·       make the agreement operate effectively with the unpaid family and domestic violence leave provisions.

53.               Subclause 40(2) provides that a variation of an enterprise agreement under this clause operates from the day specified in the determination, which may be a day before the determination is made.

54.               New clause 40 acknowledges that existing enterprise agreements may already provide employees with different forms of leave or an analogous entitlement that is accessible when an employee is experiencing family and domestic violence. Terms in existing enterprise agreements may, for example, use different definitions or operate differently to the new unpaid family and domestic violence leave entitlement, and therefore it may not be clear how the terms of those agreements will interact with the new entitlement. New clause 40 provides a mechanism for applications to be made to the Commission to resolve these questions.

 

 




[1] On 26 March 2018, the Fair Work Commission (Commission) decided that an unpaid family and domestic violence leave entitlement should be inserted into all but three modern industry and occupation awards. On 3 May 2018, the Commission extended that decision to the three remaining modern industry and occupation awards and released a draft Model Clause to give effect to these decisions. After taking submissions on the drafting of the Model Clause, the Commission released the final Model Clause on 6 July 2018. 

[2] 4 yearly review of modern awards - Family & Domestic Violence Leave Clause [2017] FWCFB 3494 [79]-[82].

[3] Ibid [61].

[4] Committee on the Elimination of Discrimination Against Women, General Recommendation No. 19 (11 th Session, 1992).

[5] 4 yearly review of modern awards - Family & Domestic Violence Leave Clause [2017] FWCFB 3494 [49].

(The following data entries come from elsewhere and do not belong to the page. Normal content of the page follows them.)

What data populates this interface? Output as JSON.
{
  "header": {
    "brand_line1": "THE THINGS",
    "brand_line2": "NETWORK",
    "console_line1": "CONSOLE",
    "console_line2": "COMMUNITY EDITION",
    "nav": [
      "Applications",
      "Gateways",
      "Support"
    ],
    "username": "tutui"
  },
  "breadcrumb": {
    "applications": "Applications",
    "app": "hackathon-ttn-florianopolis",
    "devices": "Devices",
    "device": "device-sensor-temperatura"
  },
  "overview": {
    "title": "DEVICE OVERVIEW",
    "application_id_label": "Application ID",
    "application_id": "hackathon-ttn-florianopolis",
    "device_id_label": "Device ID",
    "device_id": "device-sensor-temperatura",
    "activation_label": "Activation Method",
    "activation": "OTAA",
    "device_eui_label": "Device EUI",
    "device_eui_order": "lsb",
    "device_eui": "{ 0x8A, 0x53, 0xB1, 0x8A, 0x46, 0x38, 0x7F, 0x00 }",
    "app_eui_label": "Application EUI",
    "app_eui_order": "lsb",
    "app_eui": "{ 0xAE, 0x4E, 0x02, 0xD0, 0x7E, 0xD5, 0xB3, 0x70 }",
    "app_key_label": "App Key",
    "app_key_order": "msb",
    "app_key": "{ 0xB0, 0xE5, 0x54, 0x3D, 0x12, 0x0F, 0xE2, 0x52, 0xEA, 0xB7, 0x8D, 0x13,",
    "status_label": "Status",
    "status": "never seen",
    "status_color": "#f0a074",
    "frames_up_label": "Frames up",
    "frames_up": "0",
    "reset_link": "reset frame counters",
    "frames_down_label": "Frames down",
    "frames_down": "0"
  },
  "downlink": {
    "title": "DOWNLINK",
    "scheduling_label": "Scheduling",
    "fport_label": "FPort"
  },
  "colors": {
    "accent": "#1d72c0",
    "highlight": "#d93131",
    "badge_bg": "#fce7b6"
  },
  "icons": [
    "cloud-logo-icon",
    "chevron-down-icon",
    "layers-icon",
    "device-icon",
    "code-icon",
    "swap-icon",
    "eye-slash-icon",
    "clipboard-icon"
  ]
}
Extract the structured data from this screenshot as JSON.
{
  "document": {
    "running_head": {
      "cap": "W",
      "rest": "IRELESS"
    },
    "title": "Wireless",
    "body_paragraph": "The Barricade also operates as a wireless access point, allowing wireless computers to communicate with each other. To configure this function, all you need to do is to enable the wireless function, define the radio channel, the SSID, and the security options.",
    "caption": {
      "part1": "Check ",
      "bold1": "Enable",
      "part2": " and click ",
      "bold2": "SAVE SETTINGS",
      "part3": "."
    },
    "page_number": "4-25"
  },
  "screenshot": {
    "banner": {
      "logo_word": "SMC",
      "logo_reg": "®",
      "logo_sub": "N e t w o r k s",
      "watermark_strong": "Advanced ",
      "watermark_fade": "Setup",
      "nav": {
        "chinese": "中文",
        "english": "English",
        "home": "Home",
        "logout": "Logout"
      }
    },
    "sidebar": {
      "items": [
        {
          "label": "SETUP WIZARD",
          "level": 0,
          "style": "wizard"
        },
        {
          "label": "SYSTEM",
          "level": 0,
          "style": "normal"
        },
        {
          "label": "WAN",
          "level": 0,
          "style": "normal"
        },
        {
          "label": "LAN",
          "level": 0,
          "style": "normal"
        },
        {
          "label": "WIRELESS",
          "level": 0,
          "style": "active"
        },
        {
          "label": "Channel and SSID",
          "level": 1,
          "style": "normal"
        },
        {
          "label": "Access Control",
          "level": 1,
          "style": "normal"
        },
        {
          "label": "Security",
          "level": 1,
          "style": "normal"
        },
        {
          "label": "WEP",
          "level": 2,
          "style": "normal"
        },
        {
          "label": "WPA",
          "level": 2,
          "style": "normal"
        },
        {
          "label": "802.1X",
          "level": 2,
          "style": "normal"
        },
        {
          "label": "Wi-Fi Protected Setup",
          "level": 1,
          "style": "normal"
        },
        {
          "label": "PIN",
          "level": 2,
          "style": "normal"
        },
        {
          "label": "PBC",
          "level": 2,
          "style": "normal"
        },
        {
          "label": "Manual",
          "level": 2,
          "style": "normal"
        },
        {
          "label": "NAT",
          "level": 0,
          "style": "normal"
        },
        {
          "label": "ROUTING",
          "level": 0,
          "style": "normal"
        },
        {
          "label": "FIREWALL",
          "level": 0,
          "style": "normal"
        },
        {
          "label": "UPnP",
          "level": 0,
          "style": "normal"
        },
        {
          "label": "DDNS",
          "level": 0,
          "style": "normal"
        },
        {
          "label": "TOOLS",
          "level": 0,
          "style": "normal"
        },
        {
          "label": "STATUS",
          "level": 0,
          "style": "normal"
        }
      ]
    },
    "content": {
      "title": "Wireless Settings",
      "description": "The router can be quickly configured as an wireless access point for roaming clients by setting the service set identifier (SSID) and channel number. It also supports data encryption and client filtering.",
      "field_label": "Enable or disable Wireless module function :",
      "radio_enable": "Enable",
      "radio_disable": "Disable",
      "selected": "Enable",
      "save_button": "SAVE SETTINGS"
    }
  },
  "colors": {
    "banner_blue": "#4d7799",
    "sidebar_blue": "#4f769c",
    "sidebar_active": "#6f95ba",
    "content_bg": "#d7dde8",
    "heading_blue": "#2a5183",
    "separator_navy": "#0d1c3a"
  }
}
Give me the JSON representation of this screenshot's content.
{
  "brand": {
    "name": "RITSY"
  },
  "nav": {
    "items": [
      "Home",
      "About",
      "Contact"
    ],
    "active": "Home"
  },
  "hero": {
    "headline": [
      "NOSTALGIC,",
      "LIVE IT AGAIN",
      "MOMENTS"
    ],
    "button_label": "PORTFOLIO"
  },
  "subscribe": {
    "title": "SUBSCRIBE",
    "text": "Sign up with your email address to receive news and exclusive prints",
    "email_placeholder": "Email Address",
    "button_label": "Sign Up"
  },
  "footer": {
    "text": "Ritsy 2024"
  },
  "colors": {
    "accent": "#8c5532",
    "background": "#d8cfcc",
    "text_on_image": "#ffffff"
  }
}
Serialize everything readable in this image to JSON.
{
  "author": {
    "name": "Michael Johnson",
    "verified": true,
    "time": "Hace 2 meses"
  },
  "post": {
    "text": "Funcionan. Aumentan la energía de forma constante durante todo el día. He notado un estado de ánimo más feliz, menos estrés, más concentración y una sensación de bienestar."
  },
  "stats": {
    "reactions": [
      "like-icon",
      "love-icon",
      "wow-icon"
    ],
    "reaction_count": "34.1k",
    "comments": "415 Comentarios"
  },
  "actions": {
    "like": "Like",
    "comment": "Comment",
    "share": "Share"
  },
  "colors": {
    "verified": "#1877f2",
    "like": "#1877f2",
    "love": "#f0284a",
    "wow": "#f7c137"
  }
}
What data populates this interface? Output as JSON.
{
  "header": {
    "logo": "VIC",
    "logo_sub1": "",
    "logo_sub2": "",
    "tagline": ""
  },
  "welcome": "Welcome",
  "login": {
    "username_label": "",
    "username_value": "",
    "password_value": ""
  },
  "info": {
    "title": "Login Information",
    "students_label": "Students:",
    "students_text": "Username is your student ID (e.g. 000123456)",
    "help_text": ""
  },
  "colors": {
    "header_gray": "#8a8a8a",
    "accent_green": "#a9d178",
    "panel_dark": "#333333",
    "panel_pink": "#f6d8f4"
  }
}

[6] 4 yearly review of modern awards - Family and Domestic Violence Leave [2018] FWCFB 1691 [102].

[7] Ibid [95].

[8] Ibid [97].